::: AVAILABLE DATA :::

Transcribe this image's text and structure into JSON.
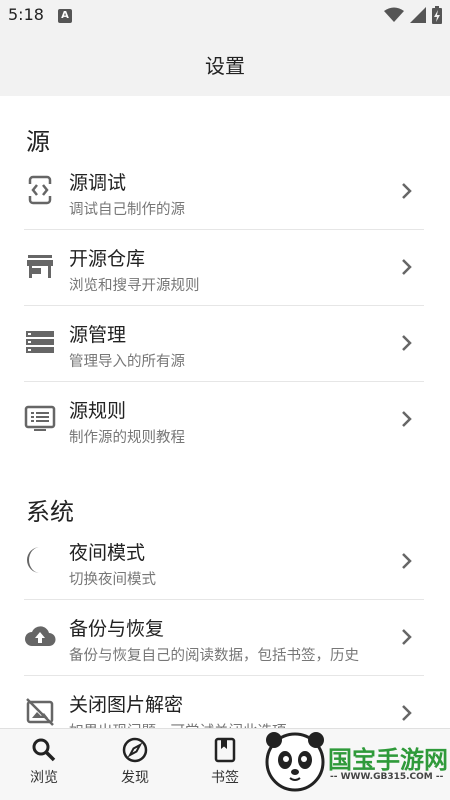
{
  "status_bar": {
    "time": "5:18",
    "notif_badge": "A"
  },
  "app_bar": {
    "title": "设置"
  },
  "sections": {
    "source": {
      "header": "源",
      "items": [
        {
          "title": "源调试",
          "subtitle": "调试自己制作的源",
          "icon": "code-brackets-icon"
        },
        {
          "title": "开源仓库",
          "subtitle": "浏览和搜寻开源规则",
          "icon": "store-icon"
        },
        {
          "title": "源管理",
          "subtitle": "管理导入的所有源",
          "icon": "list-storage-icon"
        },
        {
          "title": "源规则",
          "subtitle": "制作源的规则教程",
          "icon": "document-icon"
        }
      ]
    },
    "system": {
      "header": "系统",
      "items": [
        {
          "title": "夜间模式",
          "subtitle": "切换夜间模式",
          "icon": "moon-icon"
        },
        {
          "title": "备份与恢复",
          "subtitle": "备份与恢复自己的阅读数据，包括书签，历史",
          "icon": "cloud-upload-icon"
        },
        {
          "title": "关闭图片解密",
          "subtitle": "如果出现问题，可尝试关闭此选项",
          "icon": "image-off-icon"
        }
      ]
    }
  },
  "bottom_nav": [
    {
      "label": "浏览",
      "icon": "search-icon"
    },
    {
      "label": "发现",
      "icon": "compass-icon"
    },
    {
      "label": "书签",
      "icon": "bookmark-icon"
    }
  ],
  "watermark": {
    "text": "国宝手游网",
    "url": "-- WWW.GB315.COM --"
  },
  "colors": {
    "accent_green": "#2f9a3a",
    "icon_gray": "#666666",
    "divider": "#e6e6e6"
  }
}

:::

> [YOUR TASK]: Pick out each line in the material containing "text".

> [RESPONSE TO THE EXERCISE]:
Transcribe this image's text and structure into JSON.
    "text": "国宝手游网",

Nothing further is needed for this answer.